Monday, September 5, 2011

I WONDER What's In the Bag?

       Picture this: I receive a text from a good friend that reads: ‘I have something for you. You are going to love it.’ My friend and I were preparing to meet later that afternoon for pedicures. I could hardly wait to see what this treasure might be. Possibly an edible treat! She is magical in the kitchen. How about a lovely jeweled bobble? She is a wizard with beads and jewels. Maybe a new book to share? This friend is a true book lover in the purest sense of the concept! I could hardly wait to get there to check out my good fortune. So, when I arrive, and she is already plopped in the bowl with her pedicure in action. I take my place beside her eager with excitement and kindly getting the niceties out of the way while awaiting my treasure. She reaches into her purse and pulls out a bag of bones! Road kill. She begins to tell me about her find which you can read for yourself at: Immediately we were enthralled in this tale of discovery as we were getting pampered. The girl who was working on her had the most curious or possibly confused look on her face.

          Now most of my friends wouldn’t bring me bones! This is a true friend who knows where I am heading in our first grade classroom. This will be the second year I have used A Place for Wonder, Reading and Writing Nonfiction in the Primary Grades by Georgia Heard and Jennifer McDonough. After my experience last year, I can hardly wait to get started.

 Last year, our classroom was a culture of researchers who were exploring from an authentic starting place. The children and parents were invested in the commitment of ‘wonder.’ We explored centers that evoked a sense of wonder while promoting literacy. We ended up having two writing times a day! One was for a traditional Lucy Calkins approach to a writing workshop and the other was completely based on wonder and exploration. The kids were begging to write! Students enjoyed a ‘Wonder of the Week’ in which we explored topics such as, “I wonder if turtles get water in their shells.” and “I wonder how our bones stick together.”  Each week the children got to weigh in and give their personal opinion before we researched the particular Wonder of the Week during our weekly Ponder Time. During Ponder Time, we explored the current wonder of the week while researching it in books, on the computer, magazines and we even asked experts to come in and help us out! The children took to it like ducks to water. I think I learned as much as they did! We also enjoyed a Pet Observation Center in which we brought Goldie and Daisy into our classroom. I am certain this is the first and only time if a parent offers to buy books and I requested gold fish instead! The children learned to write like researchers from their observations. They loved it! Observations such as; ‘Goldie is swimming faster than Daisy. I wonder if Daisy is sick today.’ Often they would measure the fish and record their thoughts and predictions! The children also enjoyed our Observation Window in which they could record the events they saw taking place which ranged from the changing of the seasons to the baby birds leaving the birdhouse in our Outdoor Classroom. We formed a Wonder Club that met every Tuesday during lunch to simply discuss what they were wondering.  The children became better listeners because they were truly learning on a sea of talk. The synthesis was observable.

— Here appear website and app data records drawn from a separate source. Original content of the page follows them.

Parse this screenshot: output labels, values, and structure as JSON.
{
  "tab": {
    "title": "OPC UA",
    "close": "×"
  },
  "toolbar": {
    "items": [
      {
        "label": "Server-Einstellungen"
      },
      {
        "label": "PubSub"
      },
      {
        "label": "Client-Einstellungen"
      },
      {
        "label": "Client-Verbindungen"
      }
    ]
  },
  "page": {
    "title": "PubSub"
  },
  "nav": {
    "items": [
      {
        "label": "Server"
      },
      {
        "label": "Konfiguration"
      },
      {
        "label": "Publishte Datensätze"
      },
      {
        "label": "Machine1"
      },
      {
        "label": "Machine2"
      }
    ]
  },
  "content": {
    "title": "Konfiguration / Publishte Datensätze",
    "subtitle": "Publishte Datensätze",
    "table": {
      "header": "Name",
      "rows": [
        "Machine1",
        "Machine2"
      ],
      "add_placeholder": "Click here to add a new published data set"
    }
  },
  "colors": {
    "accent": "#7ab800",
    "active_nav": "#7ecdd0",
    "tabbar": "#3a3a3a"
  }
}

We experienced so many terrific activities together regarding ‘wonder.’ I highly recommend the book! The activities eventually lead to the children creating nonfiction books of their own. They were amazing. Our class motto became, “Never stop wondering. When you stop wondering, you stop learning!” We even created our own t-shirts with this slogan! We finished the year by inviting the parents for an evening event called A Celebration of Wonder. We watched videos of all the activities the children experienced and the children got to showcase their beautiful books.

So was I disappointed to see the bones? No… the bones made me grin because I am thinking about the fun that is in store for my students and me! I can hardly wait to discover what this new class is curious and passionate about! Next week I will be inviting the children in our class to bring in treasures from nature for our Discovery Table and the bones will be front and center!